- [Activity]:
Pick each line containing "تاریخ" out of the records.

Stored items

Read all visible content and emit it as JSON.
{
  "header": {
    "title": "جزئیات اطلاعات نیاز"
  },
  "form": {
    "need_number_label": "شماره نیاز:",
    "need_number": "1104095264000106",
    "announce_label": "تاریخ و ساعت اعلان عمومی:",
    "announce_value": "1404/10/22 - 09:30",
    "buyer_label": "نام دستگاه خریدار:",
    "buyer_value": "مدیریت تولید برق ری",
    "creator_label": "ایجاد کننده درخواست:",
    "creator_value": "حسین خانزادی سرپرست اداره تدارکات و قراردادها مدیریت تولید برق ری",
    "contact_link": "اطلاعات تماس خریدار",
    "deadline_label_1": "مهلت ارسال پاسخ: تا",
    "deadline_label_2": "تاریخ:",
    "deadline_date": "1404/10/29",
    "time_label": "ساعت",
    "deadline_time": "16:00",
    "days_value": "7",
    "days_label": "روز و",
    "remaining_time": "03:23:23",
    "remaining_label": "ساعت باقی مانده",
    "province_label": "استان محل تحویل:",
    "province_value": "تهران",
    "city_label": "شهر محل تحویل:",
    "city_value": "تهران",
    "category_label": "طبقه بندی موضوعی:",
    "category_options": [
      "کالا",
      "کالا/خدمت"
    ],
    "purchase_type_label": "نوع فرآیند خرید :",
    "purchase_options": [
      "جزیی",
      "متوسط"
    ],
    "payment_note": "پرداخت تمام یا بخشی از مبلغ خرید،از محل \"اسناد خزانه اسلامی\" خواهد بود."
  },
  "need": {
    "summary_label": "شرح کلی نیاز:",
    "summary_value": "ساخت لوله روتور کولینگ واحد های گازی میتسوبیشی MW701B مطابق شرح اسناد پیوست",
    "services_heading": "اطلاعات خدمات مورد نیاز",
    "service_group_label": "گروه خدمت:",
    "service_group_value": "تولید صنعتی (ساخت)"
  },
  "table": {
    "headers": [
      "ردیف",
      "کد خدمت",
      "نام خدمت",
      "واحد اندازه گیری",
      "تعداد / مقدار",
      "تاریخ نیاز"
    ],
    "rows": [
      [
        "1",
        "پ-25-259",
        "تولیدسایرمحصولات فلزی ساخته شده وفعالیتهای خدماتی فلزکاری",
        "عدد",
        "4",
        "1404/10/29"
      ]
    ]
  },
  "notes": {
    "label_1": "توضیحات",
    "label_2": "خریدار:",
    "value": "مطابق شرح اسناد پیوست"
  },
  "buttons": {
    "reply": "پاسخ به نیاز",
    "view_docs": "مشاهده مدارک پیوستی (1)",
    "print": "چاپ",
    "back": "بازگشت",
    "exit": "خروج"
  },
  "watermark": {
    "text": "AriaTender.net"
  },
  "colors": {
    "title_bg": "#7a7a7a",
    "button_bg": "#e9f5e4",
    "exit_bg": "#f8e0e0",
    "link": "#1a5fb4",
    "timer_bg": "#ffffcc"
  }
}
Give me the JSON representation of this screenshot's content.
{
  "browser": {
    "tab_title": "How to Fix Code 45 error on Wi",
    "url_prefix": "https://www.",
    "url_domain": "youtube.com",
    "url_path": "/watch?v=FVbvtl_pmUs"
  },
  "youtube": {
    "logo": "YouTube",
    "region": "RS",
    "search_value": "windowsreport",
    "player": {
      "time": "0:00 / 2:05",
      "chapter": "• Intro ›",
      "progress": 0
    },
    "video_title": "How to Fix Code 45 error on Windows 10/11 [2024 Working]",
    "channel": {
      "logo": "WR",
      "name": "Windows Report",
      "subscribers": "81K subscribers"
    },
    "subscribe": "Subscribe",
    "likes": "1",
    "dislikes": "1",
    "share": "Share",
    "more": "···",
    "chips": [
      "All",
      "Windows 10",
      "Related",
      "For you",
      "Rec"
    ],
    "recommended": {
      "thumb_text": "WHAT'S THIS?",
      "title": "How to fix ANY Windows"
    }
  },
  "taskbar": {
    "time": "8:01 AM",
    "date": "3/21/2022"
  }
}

- [Your solution]:
    "announce_label": "تاریخ و ساعت اعلان عمومی:",
    "deadline_label_2": "تاریخ:",
      "تاریخ نیاز"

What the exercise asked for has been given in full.